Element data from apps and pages
========================================================================

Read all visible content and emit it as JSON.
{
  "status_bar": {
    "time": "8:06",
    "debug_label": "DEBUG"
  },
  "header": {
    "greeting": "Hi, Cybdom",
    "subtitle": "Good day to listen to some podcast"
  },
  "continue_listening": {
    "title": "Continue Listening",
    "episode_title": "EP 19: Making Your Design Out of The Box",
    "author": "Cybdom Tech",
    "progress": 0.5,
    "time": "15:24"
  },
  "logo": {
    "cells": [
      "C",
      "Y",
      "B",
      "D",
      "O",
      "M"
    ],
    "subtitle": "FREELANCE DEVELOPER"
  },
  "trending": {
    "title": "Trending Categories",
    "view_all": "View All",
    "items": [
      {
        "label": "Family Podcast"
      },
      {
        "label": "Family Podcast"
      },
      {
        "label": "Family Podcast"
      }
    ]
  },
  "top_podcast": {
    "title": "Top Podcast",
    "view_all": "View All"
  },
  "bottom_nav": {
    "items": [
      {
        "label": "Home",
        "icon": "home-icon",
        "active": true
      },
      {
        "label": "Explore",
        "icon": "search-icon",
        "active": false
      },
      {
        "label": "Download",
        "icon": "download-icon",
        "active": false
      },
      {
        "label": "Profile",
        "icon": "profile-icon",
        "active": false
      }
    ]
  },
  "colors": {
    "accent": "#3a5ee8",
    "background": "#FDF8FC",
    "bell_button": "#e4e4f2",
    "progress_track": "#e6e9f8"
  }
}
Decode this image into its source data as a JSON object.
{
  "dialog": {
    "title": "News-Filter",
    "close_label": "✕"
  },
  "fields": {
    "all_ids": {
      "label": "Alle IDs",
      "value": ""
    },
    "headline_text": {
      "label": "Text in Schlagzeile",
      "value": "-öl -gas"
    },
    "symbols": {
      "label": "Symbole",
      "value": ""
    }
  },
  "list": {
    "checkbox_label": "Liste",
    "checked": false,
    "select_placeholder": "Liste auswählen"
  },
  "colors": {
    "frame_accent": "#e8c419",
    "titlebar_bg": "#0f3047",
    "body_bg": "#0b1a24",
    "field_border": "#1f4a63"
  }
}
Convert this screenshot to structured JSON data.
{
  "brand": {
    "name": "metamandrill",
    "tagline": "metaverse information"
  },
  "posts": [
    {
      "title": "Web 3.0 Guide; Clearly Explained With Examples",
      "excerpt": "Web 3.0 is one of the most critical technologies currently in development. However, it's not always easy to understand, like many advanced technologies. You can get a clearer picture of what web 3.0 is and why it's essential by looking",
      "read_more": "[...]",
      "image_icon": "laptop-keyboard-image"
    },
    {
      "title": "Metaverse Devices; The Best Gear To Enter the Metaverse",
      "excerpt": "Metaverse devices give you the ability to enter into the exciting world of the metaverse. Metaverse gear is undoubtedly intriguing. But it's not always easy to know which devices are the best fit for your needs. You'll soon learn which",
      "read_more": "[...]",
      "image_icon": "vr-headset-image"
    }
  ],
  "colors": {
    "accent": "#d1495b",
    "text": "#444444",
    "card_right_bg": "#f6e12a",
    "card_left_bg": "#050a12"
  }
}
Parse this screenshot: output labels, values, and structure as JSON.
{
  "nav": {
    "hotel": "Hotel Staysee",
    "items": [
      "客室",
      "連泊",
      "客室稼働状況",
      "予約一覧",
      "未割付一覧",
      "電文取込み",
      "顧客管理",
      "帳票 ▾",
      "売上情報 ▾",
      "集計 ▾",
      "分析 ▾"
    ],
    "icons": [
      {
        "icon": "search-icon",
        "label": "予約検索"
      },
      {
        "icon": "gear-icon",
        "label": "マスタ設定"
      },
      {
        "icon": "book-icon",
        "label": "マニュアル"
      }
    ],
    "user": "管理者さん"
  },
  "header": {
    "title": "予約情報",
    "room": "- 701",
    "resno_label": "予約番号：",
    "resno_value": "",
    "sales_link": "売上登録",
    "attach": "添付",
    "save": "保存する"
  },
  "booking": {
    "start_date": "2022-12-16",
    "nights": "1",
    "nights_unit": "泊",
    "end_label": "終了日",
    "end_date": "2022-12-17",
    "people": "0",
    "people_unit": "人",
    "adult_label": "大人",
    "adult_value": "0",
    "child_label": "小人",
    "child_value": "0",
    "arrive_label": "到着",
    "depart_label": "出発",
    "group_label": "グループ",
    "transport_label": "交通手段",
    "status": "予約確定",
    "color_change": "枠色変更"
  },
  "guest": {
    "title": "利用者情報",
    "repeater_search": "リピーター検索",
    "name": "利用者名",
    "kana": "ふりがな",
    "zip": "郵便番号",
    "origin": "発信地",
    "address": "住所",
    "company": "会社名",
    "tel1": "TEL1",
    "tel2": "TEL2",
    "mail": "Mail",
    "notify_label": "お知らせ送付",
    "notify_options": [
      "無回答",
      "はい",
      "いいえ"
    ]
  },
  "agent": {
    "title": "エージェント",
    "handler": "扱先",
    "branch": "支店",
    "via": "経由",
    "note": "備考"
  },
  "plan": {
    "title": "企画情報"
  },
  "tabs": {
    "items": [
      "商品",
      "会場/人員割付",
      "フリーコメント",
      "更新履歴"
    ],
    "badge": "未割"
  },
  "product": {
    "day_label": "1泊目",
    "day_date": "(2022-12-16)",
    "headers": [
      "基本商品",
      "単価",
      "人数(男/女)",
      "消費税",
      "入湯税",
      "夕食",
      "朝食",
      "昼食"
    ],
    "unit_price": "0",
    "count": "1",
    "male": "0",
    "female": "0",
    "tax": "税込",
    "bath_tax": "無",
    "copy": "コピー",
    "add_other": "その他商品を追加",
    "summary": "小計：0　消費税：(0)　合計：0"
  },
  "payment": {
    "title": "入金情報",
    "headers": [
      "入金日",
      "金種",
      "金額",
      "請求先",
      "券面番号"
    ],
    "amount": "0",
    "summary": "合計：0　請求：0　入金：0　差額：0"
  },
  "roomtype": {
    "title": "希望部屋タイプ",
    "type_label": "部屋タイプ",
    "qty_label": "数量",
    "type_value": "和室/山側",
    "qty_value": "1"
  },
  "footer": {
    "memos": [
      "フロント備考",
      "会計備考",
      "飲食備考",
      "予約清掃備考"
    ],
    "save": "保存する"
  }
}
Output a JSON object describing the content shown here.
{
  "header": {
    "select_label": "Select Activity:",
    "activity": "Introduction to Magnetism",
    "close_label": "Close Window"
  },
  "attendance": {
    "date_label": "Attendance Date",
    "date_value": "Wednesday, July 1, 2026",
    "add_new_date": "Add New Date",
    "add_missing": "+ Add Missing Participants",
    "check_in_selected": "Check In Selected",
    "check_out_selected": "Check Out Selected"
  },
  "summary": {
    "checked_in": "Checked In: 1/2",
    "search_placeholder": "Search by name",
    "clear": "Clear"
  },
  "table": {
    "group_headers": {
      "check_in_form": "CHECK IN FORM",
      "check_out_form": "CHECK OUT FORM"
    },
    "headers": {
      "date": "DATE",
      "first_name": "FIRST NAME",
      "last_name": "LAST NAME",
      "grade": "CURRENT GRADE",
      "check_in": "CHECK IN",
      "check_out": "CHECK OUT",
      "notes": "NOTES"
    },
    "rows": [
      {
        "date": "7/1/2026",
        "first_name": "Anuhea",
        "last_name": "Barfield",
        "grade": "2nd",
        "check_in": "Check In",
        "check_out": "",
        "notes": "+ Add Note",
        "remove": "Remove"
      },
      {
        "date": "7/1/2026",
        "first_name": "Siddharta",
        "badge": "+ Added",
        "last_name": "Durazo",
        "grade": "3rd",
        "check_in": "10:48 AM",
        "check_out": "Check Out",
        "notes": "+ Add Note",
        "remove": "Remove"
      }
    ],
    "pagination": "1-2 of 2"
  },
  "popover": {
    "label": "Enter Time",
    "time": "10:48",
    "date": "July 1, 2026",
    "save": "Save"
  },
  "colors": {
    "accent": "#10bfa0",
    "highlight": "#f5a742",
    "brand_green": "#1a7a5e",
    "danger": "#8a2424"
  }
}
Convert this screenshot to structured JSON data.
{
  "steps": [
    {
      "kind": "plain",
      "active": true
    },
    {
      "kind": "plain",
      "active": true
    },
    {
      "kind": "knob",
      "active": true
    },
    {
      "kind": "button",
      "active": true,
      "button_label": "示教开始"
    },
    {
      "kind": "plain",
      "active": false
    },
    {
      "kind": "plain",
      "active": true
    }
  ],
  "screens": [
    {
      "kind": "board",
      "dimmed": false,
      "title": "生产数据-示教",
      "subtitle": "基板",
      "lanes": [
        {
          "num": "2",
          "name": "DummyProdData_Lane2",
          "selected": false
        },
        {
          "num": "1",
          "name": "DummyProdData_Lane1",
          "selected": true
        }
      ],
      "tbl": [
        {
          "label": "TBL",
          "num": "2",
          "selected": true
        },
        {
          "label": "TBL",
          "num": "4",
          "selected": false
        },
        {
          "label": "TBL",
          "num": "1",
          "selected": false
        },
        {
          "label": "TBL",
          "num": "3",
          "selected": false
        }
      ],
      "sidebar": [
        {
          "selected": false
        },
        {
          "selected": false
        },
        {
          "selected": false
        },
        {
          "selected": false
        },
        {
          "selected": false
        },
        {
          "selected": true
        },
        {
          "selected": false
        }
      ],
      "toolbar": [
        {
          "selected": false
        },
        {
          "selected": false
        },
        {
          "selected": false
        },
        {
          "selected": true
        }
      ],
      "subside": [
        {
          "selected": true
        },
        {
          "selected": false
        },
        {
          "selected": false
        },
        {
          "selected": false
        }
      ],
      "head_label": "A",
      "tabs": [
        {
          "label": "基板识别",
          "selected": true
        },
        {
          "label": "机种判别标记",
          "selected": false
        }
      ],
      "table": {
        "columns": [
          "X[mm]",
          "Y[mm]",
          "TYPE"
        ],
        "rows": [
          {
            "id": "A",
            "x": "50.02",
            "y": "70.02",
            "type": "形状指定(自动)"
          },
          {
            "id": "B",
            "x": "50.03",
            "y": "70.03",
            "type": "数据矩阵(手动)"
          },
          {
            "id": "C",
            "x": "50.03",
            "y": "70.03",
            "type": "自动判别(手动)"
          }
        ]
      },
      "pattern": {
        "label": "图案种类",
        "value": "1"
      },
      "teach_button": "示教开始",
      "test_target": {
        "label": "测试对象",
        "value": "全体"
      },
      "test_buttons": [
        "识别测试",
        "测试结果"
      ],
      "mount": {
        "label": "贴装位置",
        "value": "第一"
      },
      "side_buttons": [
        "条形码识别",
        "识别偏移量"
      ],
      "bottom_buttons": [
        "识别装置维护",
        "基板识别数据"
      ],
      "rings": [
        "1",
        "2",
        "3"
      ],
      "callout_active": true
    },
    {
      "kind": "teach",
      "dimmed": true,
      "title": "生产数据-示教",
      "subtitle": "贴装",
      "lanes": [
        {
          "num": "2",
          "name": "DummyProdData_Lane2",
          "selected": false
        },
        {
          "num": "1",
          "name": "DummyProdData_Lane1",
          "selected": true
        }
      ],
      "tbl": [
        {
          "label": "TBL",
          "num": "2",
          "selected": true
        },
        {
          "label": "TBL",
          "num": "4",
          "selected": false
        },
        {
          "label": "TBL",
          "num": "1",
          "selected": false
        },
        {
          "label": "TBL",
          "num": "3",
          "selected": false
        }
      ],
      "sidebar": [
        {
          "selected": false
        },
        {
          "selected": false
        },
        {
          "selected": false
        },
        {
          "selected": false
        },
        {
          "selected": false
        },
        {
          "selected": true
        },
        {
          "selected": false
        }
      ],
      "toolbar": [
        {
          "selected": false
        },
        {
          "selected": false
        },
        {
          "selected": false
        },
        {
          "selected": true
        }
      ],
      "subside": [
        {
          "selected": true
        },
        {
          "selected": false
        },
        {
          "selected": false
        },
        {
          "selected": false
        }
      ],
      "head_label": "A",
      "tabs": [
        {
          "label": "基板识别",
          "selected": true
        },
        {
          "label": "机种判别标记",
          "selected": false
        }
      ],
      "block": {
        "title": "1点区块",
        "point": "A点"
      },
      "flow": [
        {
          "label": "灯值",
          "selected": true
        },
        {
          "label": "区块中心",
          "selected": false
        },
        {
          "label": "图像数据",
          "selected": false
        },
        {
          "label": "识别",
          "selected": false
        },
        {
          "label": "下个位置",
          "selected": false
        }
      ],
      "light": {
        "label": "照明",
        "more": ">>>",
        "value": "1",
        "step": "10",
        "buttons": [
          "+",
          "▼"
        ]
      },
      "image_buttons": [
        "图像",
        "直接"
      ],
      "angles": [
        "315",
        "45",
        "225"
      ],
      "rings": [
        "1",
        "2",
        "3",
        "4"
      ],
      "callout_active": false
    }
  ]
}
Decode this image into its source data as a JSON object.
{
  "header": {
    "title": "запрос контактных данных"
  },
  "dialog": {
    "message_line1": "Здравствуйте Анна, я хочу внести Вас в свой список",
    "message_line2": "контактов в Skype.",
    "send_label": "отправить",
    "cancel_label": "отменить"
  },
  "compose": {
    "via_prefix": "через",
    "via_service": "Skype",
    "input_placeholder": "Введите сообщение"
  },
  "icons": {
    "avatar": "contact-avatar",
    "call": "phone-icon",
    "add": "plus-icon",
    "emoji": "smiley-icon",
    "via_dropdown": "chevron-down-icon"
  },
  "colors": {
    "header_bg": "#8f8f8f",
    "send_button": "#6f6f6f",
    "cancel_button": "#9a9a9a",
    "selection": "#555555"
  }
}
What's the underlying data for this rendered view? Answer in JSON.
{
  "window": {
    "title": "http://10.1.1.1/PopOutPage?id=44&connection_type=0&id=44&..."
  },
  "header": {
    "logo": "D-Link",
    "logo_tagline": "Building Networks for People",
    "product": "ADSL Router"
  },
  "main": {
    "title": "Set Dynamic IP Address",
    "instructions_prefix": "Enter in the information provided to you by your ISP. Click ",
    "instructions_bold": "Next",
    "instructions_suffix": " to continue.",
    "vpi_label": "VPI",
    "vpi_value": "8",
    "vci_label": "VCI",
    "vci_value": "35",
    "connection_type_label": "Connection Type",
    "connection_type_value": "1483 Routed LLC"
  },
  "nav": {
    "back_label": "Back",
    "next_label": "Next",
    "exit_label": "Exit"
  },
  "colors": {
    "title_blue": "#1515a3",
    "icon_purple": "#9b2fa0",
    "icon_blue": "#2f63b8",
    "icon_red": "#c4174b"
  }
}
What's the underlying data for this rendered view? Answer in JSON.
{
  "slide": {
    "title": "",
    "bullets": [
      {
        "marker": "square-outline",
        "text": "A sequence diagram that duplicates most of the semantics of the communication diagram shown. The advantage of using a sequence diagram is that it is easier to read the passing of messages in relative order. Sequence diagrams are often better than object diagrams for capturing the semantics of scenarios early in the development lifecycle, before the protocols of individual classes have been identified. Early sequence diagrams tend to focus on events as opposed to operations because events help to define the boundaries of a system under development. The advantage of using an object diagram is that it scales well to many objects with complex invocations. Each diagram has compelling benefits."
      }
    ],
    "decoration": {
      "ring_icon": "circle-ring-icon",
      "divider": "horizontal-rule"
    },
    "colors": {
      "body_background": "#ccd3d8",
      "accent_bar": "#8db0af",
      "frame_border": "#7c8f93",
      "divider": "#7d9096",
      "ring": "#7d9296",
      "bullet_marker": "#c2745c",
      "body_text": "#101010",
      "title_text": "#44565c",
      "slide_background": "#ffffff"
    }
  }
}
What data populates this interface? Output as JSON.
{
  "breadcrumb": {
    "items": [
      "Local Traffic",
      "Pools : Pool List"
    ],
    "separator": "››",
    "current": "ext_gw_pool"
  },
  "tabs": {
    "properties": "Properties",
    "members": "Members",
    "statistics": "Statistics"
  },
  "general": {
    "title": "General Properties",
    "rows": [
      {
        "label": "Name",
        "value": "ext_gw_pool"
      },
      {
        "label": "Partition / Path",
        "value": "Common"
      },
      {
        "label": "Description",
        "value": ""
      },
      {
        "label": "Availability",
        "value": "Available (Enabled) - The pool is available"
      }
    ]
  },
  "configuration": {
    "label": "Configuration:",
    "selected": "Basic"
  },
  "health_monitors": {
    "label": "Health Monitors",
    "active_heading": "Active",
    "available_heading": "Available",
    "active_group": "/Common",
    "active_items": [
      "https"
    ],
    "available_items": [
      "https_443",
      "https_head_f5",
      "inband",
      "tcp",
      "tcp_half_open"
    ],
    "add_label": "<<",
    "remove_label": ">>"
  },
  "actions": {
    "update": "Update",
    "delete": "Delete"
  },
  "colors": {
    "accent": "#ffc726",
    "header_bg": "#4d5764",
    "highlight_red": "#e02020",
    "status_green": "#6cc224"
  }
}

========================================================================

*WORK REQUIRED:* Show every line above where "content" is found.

*SOLVED PROBLEM:*
Read all visible content and emit it as JSON.
Output a JSON object describing the content shown here.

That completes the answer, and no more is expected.